"And without offense till the day of Christ" (Phil. 1:10). The word for "offense" signifies the mistreadings, stumblings, and bruisings of the feet in walking. As in "sincerity" the intention of the mind is compared to the ("single") eye, so our actions are likened unto steppings. To be "without offense" is to avoid such ways as would induce others to sin or be occasions of stumbling. It is to give no scandal. Second, it is to refrain from any action contrary to the principles we profess before others: hence we find Paul blaming Peter and others for their departing from the Truth of the Gospel and "not walking uprightly" (Gal. 2:14). Third, it is to keep from anything contrary to that light which the conscience has received to walk by. Now in order to this blameless walk we need to "exercise" ourselves (Acts 24:16), and promptly confess and seek cleansing (1 John 1:9) wherein we have failed.
"Being filled with the fruits of righteousness" is the final issue of increased holiness. Now a tree is said to be full of fruit when all its branches are laden therewith; a Christian is full of fruit when all the faculties of his soul and members of his body are active in obedience to God. As there is a superfluity of evil flowing from the unregenerate, so there should be an abounding of goodness from the regenerate: "unto all pleasing, being fruitful in every good work" (Col. 1:10). One virtue is to be added to another: 2 Peter 1:5-7. To be holy "in all manner of conversation" (1 Peter 1:15) is the standard at which we must aim; and that, not occasionally and spasmodically, but at all times, and that unto the very end of our earthly course--"till the day of Christ."
"Which are by Jesus Christ unto the glory and praise of God. Those fruits are "by Jesus Christ," first, because of our union with Him, as branches in the Vine. Second, because their life is that of the Spirit, which we have received from Christ. Third, because they are performed by motives drawn from Christ and are patterned after the example He has left us. Fourth, because it is for His sake God accepts them. And they are unto the "glory and praise of God" so far as that is our aim in them.

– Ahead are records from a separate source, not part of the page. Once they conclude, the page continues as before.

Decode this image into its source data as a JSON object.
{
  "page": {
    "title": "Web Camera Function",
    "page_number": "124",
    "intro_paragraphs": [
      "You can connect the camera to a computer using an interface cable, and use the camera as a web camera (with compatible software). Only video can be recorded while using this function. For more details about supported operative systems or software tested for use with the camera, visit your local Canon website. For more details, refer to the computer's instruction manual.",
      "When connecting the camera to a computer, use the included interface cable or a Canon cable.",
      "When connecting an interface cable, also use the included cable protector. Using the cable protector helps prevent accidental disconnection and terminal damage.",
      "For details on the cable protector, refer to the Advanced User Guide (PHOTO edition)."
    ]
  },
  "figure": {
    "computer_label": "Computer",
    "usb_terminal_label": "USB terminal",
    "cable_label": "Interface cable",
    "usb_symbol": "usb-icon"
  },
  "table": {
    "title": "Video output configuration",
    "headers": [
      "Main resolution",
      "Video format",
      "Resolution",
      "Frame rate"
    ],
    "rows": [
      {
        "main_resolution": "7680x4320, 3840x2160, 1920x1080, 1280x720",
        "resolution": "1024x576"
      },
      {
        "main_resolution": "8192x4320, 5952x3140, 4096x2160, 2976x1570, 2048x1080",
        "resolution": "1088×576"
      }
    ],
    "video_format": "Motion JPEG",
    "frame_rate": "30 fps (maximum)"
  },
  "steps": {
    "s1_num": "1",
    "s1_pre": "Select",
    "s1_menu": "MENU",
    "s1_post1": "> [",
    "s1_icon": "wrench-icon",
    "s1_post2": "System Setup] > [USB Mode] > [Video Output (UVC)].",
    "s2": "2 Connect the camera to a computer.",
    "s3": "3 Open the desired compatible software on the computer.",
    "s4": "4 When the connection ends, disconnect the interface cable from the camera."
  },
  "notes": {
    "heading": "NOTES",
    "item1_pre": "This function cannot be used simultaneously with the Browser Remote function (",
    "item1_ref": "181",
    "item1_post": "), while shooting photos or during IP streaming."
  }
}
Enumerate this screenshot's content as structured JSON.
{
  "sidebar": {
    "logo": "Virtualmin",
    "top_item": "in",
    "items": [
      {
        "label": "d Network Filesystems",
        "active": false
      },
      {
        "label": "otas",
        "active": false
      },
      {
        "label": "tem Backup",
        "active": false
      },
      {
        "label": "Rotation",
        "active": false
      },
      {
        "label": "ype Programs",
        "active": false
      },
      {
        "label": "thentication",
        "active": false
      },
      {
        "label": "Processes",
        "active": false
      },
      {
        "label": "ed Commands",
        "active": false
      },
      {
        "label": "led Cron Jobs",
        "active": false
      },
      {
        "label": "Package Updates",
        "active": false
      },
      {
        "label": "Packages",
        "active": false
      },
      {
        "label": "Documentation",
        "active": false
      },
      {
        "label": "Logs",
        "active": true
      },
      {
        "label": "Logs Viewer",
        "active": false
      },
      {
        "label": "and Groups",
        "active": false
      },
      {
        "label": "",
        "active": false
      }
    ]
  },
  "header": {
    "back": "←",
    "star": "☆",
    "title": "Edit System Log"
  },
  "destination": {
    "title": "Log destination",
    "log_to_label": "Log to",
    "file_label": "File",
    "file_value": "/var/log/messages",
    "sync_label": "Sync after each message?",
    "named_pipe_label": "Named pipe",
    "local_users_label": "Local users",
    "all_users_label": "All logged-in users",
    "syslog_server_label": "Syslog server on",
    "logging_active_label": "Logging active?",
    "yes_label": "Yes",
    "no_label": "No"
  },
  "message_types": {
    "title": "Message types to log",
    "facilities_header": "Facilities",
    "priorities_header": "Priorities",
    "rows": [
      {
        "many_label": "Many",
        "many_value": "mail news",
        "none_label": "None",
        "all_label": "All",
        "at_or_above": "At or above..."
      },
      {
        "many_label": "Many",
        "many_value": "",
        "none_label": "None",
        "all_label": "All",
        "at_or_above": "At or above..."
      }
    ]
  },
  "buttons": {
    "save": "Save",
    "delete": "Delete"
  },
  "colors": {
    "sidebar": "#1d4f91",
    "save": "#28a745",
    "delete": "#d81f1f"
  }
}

Here, then, is what we understand by "progressive sanctification" or increasing holiness: our love for God and His principle waxing stronger and stronger, directed by spiritual knowledge and confirmed by spiritual perception--the result being that we have an enlightened understanding to perceive more clearly the path of duty, a heart that rings true before God, and a walk that is without scandal; making us fruitful both inwardly and outwardly, thereby honouring Christ and pleasing God. (For part of the above we are indebted to Thomas Goodwin).